It’s doubtful she was a Marine, since they do have a minimum height requirement, but she was definitely Marine-like. And I had to admit, “Man, I love this game.”

Tuesday, June 1, 2010


“Daddy?” the innocent little voice asked. “Will God be mad at me if I poot in his church?”

“No, honey,” he told her. “But you should try not to so that it doesn’t distract others.”

She seemed content with his answer, even though she seemed to continue deep in thought.

A few minutes later, she asked, “Daddy, will God be mad at me if I poot twice in his church?”

I couldn’t help but smuckle (A word I made up meaning to smile and chuckle simultaneously), but I did so as quietly as I could.

Her father looked at her, a half-smuckle appearing on his face as well. Then he looked at me as my own smuckle was getting dangerously close to an audible laugh.

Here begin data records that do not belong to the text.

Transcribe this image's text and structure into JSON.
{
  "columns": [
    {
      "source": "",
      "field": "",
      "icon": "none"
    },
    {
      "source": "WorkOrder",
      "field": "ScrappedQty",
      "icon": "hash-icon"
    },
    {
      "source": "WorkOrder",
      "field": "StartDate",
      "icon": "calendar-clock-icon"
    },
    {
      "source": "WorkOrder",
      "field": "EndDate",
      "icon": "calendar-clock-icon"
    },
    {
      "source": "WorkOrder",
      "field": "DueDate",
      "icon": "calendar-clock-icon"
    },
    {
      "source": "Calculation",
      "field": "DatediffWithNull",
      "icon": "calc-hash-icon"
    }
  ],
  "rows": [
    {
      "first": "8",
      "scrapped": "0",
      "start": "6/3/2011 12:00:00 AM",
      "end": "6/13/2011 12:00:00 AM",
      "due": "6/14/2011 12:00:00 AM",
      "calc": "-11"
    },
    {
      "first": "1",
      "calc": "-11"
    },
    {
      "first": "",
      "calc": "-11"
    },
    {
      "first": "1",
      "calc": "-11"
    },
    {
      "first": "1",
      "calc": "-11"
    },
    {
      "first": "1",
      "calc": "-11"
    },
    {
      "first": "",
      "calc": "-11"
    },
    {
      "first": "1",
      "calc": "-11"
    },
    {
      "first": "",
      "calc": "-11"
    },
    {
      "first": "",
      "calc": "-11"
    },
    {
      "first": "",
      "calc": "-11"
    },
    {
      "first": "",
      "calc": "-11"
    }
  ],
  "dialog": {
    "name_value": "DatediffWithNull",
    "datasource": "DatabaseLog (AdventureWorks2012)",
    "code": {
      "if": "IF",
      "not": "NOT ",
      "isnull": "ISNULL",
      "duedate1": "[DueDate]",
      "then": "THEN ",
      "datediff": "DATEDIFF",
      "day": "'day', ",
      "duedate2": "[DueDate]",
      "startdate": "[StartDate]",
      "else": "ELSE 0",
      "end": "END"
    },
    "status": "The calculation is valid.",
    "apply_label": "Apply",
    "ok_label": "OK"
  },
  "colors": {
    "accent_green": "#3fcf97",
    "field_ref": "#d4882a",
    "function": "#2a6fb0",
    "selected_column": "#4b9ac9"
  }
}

He looked back at her, and said, “No, honey. But he might get a little perturbed if you do it three times. Do you need to go to the bathroom?”

“No, Daddy. I think I’m done.”

She looked at me, and with big eyes as innocent as her little voice, said, “Sorry if I detracted you. Sometimes my butt can’t help myself.”

“That’s okay,” I told her. “I have the same problem some times.”

Apparently the smuckle was contagious, for with my answer, one seemed to be finding its way to her face. Although hers was more a cute little smiggle (that’s right, a simultaneous smile and giggle) than an outright smuckle.

Fortunately, we all settled down quickly enough, and if she had any more poots she let no one but God know.

I’m not sure what the preacher’s message of the day was, because I found myself lost in my own reverie of possible holy irreverence.

Did Jesus fart? Did he think it was funny, when He was a kid? Did He engage in fart jokes with His friends?

When He was presenting the Beatitudes, in between the “pure of heart” and the “peacemakers,” did He in a moment of silliness, ponder about “the pootmakers”? For theirs is the laughter of many? (Yeah, that one is definitely borderline.)

Is God up in Heaven right now, looking at what I’m writing, and smiggling or smuckling? Or is He shaking his head and thinking, “Really Mr. E.? This is what you’re doing with the gift and passion of writing that I’ve given you?”

And for those who are wondering what I’m wondering, my answer is, “Yes.”

I think Jesus farted. As to the rest of it, not so sure.

But one thing is for sure. God was not mad at the double-poot of an innocent little girl.

Monday, May 31, 2010


1861 – 1865: The Civil War

1898: Spanish – American War

1914 – 1918: World War I

1939 – 1945: World War II

1950 – 1953: Korean War

1960 – 1975: Vietnam War

1961: Bay of Pigs Invasion / Cuba

1983: Grenada Invasion

1989: Panama Invasion

1990 – 1991: Persian Gulf War

1995 – Present: Bosnia, Kosovo, Somalia, Afghanistan, Iraq

Lest we ever forget.

“After the battle, we lay down our weapons and weep at what has happened”

Lao Tzu